There are many ways a writer can stay motivated.
Setting small goals and meeting them is one example. However, setting big goals also can be helpful.
Setting large goals for the year, for example, can help you to think about the big picture. And, once you meet those goals, it can be useful to think about all you have done so that you can develop motivation to move forward.
The trick is to set reasonable goals and reasonable expectations for meeting them.
The end of the year is a great time to go back to your big goals and see all that you have accomplished during the year.
As I was looking over what I did for last month, I was a bit down because most of what I did was to continue to revise works in progress. It can be hard to see the progress I am making when all I have to say for November is that I revised a chapter and an article and they are still unfinished.
To pull myself out of that slump, I decided to look at all I have done over the course of 2013. And, it turns out I have some major accomplishments to report.
I have been working on a fifteen-chapter textbook for just about three years. I wrote the first chapter in early 2011 and have been moving forward slowly ever since. This was the year for the final push and I managed to write the final six chapters this year! That is 48,000 new words. In addition, I returned to the reviews and made final revisions on each of the chapters. The final deadline for the textbook revisions was December 6, so the book is now officially in production. The book will be out in August 2014, and I will certainly celebrate that. (If you are curious, I have details about the book here.)

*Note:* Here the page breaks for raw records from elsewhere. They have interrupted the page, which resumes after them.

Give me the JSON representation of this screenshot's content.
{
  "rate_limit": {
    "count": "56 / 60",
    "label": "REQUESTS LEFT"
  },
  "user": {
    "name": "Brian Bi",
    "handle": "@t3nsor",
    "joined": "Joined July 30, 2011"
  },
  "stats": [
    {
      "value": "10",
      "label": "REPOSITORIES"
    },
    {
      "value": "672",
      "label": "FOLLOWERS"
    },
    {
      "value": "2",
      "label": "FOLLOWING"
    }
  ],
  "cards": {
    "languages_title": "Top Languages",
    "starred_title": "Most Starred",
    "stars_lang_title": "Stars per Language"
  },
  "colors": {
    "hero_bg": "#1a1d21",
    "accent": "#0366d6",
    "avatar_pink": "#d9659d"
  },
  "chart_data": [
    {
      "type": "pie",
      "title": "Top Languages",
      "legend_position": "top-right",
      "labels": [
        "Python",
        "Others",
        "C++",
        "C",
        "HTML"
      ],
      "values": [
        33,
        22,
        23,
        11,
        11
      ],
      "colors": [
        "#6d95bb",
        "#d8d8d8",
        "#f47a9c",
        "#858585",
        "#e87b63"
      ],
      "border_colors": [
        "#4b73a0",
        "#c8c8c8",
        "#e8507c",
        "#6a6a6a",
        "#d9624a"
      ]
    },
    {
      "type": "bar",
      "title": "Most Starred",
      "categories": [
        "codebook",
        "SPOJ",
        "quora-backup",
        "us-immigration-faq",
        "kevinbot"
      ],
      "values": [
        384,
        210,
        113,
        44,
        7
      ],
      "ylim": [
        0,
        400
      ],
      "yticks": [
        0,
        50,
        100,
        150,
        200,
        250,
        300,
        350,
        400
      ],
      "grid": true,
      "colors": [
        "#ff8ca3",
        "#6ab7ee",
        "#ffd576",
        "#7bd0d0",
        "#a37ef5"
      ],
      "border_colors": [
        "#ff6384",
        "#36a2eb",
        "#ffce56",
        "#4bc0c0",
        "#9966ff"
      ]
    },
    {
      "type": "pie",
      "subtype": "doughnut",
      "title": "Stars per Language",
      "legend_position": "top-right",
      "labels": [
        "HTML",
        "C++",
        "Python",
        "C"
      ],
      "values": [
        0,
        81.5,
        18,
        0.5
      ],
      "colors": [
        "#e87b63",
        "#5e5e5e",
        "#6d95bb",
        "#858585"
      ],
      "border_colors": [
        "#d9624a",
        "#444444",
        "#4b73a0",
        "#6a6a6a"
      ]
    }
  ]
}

I also have been working on a book on deportees for a while. I completed the interviews in August 2010. I finished going through the transcriptions, writing memos and doing the preliminary analyses of the interviews in January 2011. I have been writing up the chapters ever since. In 2012, I wrote the Introduction and the first three chapters. In 2013, I wrote chapters 4, 5, 6, and 7 – four new chapters or about 40,000 words!
In addition to those two books, I have also been working on articles and book chapters for edited volumes. I wrote and submitted one book chapter and one article based on the interviews with deportees. I also wrote a rough draft of another article. Those three pieces overlap somewhat with the book manuscript, but are not exactly the same.
While writing this, I looked back to see what I did in 2012, and my productivity was similar – five textbook chapters and four chapters of the deportee book in addition to a few shorter pieces. It is good to know that I can maintain a consistent writing pace. It is also remarkable to me that my productivity for 2012 and 2013 were so similar. Perhaps I really have found my writing groove! As I mentioned last year, I have been able to accomplish all of this writing by maintaining a consistent writing habit of two hours a day, five days a week.
I find looking back over my accomplishments to be rewarding. It also gives me energy to move forward and keep up momentum for next year.
Now that I am finished with the race textbook, I can focus all of my energies on revising and submitting the book on deportees. There is no doubt that I can be finished with the revisions by Spring 2014. This is fantastic, as I am ready to be done with it!
Once I finish the deportee manuscript, I can work on the three articles I have drafts of. And, then I can move on to my next project!
What about you? Did you make goals for 2013? Have you met them?